The Nigerian Electricity Regulatory Commission (NERC), is set to release a minimum recapitalisation level required to be met by core investors in the power sector.
NERC identified capital adequacy as a major issue in the power sector, pointing out that the successor companies of the Power Holding Company of Nigeria (PHCN) were handed over to the core investors without any liability.
As a result, after three years of operating the successor companies, there have been colossal losses, thus necessitating the need to set minimum capital adequacy requirement by the investors.
The NERC Vice Chairman, Sanusi Garba, gave the indication at the 14th Power Sector Stakeholders’ meeting presided by the Minister of Power, Works and Housing, Babatunde Fashola, at the National Control Centre, Power Line, Oshogbo, Osun State.
The recapitalisation plan comes as the Association of Nigeria Electricity Distributors (ANED), kicked against NERC’s plan to escrow revenue accounts of distribution companies (DisCos).
The decision to escrow the bank and operational accounts of some DisCos in Nigeria became imperative following their refusal to pay generation companies (GenCos) for electricity wheeled to them by the Transmission Company of Nigeria (TCN)
Meanwhile, Garba however did not indicate how much the core investors in the GenCos), and DisCos are expected to beef up their capitalisation, or the timeframe for its actualisation.
He said: “Another issue that I will like to bring to the attention of our sector stakeholders is the issue of capital adequacy.
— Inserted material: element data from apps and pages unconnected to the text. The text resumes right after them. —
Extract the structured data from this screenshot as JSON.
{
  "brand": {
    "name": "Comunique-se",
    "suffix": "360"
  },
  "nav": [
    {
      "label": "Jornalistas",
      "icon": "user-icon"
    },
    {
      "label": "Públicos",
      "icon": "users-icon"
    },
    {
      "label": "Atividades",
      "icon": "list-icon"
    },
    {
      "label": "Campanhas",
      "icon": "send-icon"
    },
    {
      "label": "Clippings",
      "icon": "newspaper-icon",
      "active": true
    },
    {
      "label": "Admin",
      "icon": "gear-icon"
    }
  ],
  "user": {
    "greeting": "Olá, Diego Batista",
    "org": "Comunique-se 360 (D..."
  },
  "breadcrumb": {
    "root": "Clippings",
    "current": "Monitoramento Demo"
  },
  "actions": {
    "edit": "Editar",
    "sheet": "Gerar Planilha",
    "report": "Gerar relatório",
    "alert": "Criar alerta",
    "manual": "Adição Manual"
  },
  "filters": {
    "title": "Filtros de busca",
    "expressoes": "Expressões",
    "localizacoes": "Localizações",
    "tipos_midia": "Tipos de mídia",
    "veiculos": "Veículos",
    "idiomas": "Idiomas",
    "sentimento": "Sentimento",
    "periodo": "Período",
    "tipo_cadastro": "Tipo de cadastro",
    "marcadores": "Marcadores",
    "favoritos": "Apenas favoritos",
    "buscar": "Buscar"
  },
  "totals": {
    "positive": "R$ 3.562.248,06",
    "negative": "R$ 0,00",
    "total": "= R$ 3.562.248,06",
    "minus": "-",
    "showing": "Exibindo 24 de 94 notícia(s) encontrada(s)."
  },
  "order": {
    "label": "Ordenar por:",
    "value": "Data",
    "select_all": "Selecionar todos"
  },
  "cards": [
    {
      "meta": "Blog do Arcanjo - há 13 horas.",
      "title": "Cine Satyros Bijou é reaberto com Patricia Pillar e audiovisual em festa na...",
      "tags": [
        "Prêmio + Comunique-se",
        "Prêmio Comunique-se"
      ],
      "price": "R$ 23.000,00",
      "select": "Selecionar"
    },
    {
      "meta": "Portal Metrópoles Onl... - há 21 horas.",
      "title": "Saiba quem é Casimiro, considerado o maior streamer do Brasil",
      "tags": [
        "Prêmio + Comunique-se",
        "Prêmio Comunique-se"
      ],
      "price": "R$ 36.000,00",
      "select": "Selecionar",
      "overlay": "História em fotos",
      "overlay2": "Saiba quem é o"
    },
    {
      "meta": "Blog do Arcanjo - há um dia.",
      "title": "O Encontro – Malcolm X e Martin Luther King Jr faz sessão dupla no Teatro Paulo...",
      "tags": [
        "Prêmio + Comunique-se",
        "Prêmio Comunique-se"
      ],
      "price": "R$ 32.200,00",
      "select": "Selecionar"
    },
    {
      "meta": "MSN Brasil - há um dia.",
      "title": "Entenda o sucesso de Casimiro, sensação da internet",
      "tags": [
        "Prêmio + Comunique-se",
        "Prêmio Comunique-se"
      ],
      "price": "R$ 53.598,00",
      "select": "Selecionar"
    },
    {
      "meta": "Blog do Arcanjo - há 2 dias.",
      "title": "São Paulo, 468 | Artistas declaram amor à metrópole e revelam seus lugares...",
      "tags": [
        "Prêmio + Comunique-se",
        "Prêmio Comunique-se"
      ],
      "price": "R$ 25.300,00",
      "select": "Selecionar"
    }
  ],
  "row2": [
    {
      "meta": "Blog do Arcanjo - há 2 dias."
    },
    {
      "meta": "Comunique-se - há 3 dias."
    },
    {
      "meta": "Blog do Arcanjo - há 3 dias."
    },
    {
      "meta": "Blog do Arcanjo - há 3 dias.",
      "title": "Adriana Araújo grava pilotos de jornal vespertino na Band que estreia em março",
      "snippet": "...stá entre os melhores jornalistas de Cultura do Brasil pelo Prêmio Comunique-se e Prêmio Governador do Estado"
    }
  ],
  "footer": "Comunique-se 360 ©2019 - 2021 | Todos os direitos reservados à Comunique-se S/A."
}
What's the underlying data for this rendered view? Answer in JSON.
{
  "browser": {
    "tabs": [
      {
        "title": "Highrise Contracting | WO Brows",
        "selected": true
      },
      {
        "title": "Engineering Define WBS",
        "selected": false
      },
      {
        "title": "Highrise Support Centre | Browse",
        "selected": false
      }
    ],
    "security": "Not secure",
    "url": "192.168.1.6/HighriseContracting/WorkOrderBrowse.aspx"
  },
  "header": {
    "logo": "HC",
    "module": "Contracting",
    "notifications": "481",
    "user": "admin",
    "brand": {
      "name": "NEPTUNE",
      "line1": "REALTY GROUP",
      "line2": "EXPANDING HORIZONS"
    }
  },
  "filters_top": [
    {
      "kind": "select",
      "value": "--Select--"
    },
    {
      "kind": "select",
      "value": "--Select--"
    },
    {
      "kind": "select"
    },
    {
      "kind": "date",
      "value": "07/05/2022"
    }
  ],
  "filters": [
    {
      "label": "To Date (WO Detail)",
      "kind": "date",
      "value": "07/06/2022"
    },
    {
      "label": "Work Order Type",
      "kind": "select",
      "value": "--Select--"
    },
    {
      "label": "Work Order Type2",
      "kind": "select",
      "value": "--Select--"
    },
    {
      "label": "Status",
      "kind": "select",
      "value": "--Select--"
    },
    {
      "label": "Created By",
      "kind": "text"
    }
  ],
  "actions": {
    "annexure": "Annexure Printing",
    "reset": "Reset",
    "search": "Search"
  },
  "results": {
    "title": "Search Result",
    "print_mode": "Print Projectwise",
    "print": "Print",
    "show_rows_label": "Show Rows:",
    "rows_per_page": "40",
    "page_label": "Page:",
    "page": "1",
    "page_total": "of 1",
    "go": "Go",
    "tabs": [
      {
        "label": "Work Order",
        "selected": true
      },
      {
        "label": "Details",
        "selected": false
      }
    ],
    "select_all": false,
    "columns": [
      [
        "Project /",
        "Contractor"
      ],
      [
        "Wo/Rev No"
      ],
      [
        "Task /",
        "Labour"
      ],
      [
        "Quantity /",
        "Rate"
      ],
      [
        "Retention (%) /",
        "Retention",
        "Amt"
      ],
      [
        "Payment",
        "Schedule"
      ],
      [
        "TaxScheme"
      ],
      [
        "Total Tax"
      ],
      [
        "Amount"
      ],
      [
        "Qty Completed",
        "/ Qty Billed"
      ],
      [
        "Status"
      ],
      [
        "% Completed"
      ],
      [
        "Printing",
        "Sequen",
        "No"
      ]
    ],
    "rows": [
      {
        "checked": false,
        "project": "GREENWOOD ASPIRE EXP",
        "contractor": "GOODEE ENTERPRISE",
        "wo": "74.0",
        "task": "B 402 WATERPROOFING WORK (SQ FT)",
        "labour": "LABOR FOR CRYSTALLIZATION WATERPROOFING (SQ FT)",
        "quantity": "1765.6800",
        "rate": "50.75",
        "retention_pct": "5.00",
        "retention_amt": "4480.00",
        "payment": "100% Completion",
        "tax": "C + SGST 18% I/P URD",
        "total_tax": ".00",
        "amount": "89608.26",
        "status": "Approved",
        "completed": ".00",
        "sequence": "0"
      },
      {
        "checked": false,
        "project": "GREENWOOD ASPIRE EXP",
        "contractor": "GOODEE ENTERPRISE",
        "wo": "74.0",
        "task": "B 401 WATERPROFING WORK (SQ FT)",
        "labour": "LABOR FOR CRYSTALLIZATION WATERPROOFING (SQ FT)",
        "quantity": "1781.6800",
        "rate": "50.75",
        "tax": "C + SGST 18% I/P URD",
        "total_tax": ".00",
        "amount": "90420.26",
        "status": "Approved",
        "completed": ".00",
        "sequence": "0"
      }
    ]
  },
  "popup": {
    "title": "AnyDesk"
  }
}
At the time of privatisation, these PHCN successor companies were handed over to core investors without any liability. But operating them over the past three years, there have been colossal losses.
“We have a feeling, looking at the audited accounts we have received so far, that the capital base of these companies had been grossly eroded. Therefore, we have started working and evaluating the minimum capitalisation that will be required to make sure that our licensees have the required resources to do what they need to do.”
Garba said that within the next few weeks, the necessary consultation will begin, and will direct the core investors to meet the new minimum capital so that they will be able to do the required investments, reinforcements and service delivery that consumers need throughout the country.
Furthermore, he said NERC plans to direct the DisCos to connect all the Ministries, Departments and Agencies (MDAs) with prepaid meters as a means of curbing indebtedness to them.
This is against the backdrop of the audit report, which revealed that debts owed by Federal Government MDAs to the DisCos had increased to N51 billion, representing 86 percent of the total debts of N59.3 billion owed by top 100 customers. The bulk of the debts were owed by the Military, Defence and MDAs.
ANED’s Executive Director, Sunday Oduntan, in a statement on Monday, noted that any attempt to go ahead with this plan to escrow the revenue accounts is tantamount to nationalisation or expropriation of the DisCos.
According to Oduntan, government had backslid in the N100 billion subsidy payment and other privatisation requirements.
ANED said: “To date, the government has not met the privatisation transaction foundational requirements of providing N100 billion in subsidy to the sector.
“Indeed, any at escrowing our accounts runs counter to the objectives of the National Electricity Power Policy, 2001 (NEPP) and the Electric Power Sector Reform Act, 2005 (2005), of a private sector-owned and managed electricity sector.
“It would also send very wrong signals to domestic and international investors that Nigeria is not fully open for private sector investment and that we are still partial to the old habits of nationalisation, preventing the injection of the cheap and sorely needed capital that is critical to the rehabilitation and improvement of electricity infrastructure.
“You cannot have a, supposedly, private sector-owned and managed business in which the government now seizes control of its revenues. It is a contradiction in terms and practice. The same principle applies to any consideration of regulations or government action that intrudes into corporate responsibilities of procurement, financial management or personnel management.”
On plans to get DisCos declare their eligible customers, ANED said: “We understand that the idea of Eligible Customer declaration is under serious consideration. Our understanding is that Eligible Customers may only be declared by the Minister when a competitive market exists in the Nigerian Electricity Supply Industry (NESI).
On the N800 billion shortfalls in the sector, which had pushed power operators in financial crisis, ANED said : “These shortfalls undermine intervention objectives of the government.
“Similarly, continued failure to account for the outstanding market shortfalls that are currently in excess of N800 billion will, essentially, mean that the upstream operators remain in financial jeopardy, undermining one of the government’s major objectives for the intervention – increased or improved liquidity.”
Source: The Guardian